Having a nutrition coach actively coach
families on how to make healthy changes in their diet appears
to help parents and their children improve their nutritional
intake, researchers found.
"Family coaching was well accepted," Damien
Paineau stated, "suggesting that dietary changes
may be sustained in the long term and may lead to improved
However, while dietary coaching led to decreased weight
gain among parents, it did not improve overall indicators
of obesity among children, leading Paineau and colleagues
to suggest that primary prevention of childhood obesity
should not be limited to dietary intervention.
Paineau, manager of scientific studies and coaching for
Nutri-Health, in Rueil-Maimaison, France,
and colleagues assessed how two dietary coaching interventions,
compared with a control group receiving no coaching, impacted
the nutritional intake of 1,013 elementary school children
and 1,013 of their parents.
Over an 8-month school year, the two coached groups were
advised how to reduce dietary fats to less than 35 percent
and increase complex carbohydrates to more than 50 percent
of total energy intake. One group was additionally coached
to reduce sugar intake.
The coached participants had access to a website with
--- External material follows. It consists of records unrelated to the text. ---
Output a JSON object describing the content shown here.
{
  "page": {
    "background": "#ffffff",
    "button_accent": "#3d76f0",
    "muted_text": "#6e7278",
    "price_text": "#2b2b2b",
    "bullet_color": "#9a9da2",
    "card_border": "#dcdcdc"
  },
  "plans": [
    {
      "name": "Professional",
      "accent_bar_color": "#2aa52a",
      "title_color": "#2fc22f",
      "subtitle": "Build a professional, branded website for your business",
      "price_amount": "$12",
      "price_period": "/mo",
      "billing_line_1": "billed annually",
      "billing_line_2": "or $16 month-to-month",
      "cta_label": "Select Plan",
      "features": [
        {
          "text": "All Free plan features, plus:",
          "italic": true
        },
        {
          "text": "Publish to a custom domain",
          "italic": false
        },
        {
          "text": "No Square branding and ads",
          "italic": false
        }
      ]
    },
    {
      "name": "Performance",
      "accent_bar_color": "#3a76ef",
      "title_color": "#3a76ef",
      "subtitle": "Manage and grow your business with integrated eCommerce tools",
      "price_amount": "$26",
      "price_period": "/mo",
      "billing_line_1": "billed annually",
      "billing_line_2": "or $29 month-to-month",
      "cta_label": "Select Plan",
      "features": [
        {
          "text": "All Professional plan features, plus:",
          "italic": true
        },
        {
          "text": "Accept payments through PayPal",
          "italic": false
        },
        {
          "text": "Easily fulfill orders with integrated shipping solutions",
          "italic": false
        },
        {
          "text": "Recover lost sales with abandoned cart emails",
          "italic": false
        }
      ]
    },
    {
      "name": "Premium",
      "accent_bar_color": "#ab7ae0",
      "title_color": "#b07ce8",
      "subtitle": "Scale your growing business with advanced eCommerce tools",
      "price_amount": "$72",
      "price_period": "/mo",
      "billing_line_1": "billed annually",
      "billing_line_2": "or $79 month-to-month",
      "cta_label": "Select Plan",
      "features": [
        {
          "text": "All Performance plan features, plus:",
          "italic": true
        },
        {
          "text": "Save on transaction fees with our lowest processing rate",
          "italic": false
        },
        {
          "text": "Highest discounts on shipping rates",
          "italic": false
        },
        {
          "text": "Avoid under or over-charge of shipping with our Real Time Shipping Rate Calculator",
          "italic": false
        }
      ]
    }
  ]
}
self-administered questionnaires on diet, physical activity,
meal preparation, and quality of life. The intervention
groups also received monthly, 30-minute telephone calls
from a trained dietician who discussed family eating habits
and provided individualized dietary advice, but offered
no exercise recommendations.
According to a report in the Archives
of Pediatric and Adolescent Medicine, at the end
of the intervention period, children and parents in the
coached groups reached nutritional targets for fat intake;
the children in the coached groups and about 46 percent
of their parents met the targets for carbohydrate intake;
and sugar intake decreased in the group coached to reduce
dietary sugar consumption.
Dietary coaching that accounts for family characteristics
such as social, educational, and economic status, as well
as food preferences, allows for rapid improvement of dietary
intakes, the investigators note. Such coaching may induce
sustainable nutritional changes, they conclude.
SOURCE: Archives of Pediatric and Adolescent Medicine,